#### [TASK STATEMENT]
Copy out every line of the data where the word "this" is found.

Data about app and page elements
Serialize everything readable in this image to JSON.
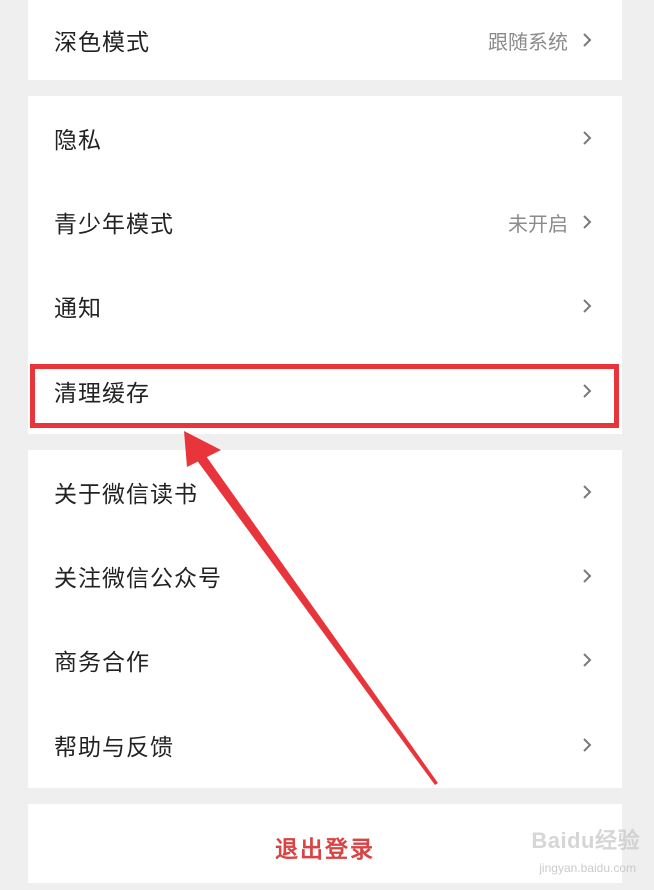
{
  "settings": {
    "dark_mode": {
      "label": "深色模式",
      "value": "跟随系统"
    },
    "privacy": {
      "label": "隐私"
    },
    "teen_mode": {
      "label": "青少年模式",
      "value": "未开启"
    },
    "notifications": {
      "label": "通知"
    },
    "clear_cache": {
      "label": "清理缓存"
    },
    "about": {
      "label": "关于微信读书"
    },
    "follow": {
      "label": "关注微信公众号"
    },
    "business": {
      "label": "商务合作"
    },
    "help": {
      "label": "帮助与反馈"
    }
  },
  "logout": {
    "label": "退出登录"
  },
  "watermark": {
    "brand": "Baidu经验",
    "url": "jingyan.baidu.com"
  },
  "colors": {
    "highlight": "#e8353b",
    "logout_text": "#d94343",
    "background": "#efefef"
  },
  "icons": {
    "row_chevron": "chevron-right-icon"
  }
}
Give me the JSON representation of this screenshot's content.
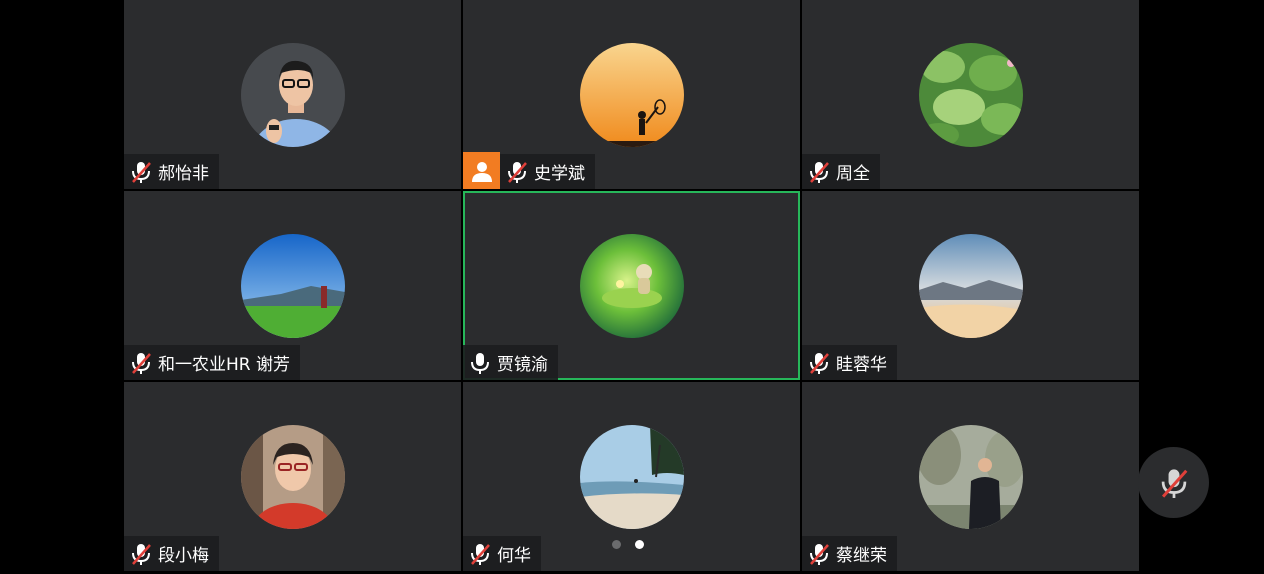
{
  "participants": [
    {
      "name": "郝怡非",
      "mic": "muted",
      "avatar_theme": "man-portrait"
    },
    {
      "name": "史学斌",
      "mic": "muted",
      "host": true,
      "avatar_theme": "sunset-silhouette"
    },
    {
      "name": "周全",
      "mic": "muted",
      "avatar_theme": "lotus-leaves"
    },
    {
      "name": "和一农业HR 谢芳",
      "mic": "muted",
      "avatar_theme": "grassland-sky"
    },
    {
      "name": "贾镜渝",
      "mic": "on",
      "active_speaker": true,
      "avatar_theme": "anime-forest"
    },
    {
      "name": "眭蓉华",
      "mic": "muted",
      "avatar_theme": "misty-mountains"
    },
    {
      "name": "段小梅",
      "mic": "muted",
      "avatar_theme": "woman-portrait"
    },
    {
      "name": "何华",
      "mic": "muted",
      "avatar_theme": "beach-palms"
    },
    {
      "name": "蔡继荣",
      "mic": "muted",
      "avatar_theme": "man-outdoor"
    }
  ],
  "pagination": {
    "pages": 2,
    "current": 2
  },
  "self_mic": {
    "state": "muted",
    "icon": "mic-muted-icon"
  },
  "colors": {
    "tile_bg": "#2b2c2e",
    "active_border": "#27b75a",
    "host_badge": "#f27c22",
    "muted_slash": "#e0403a"
  }
}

#### [WRITTEN SOLUTION]
Serialize everything readable in this image to JSON.
Give me the JSON representation of this screenshot's content.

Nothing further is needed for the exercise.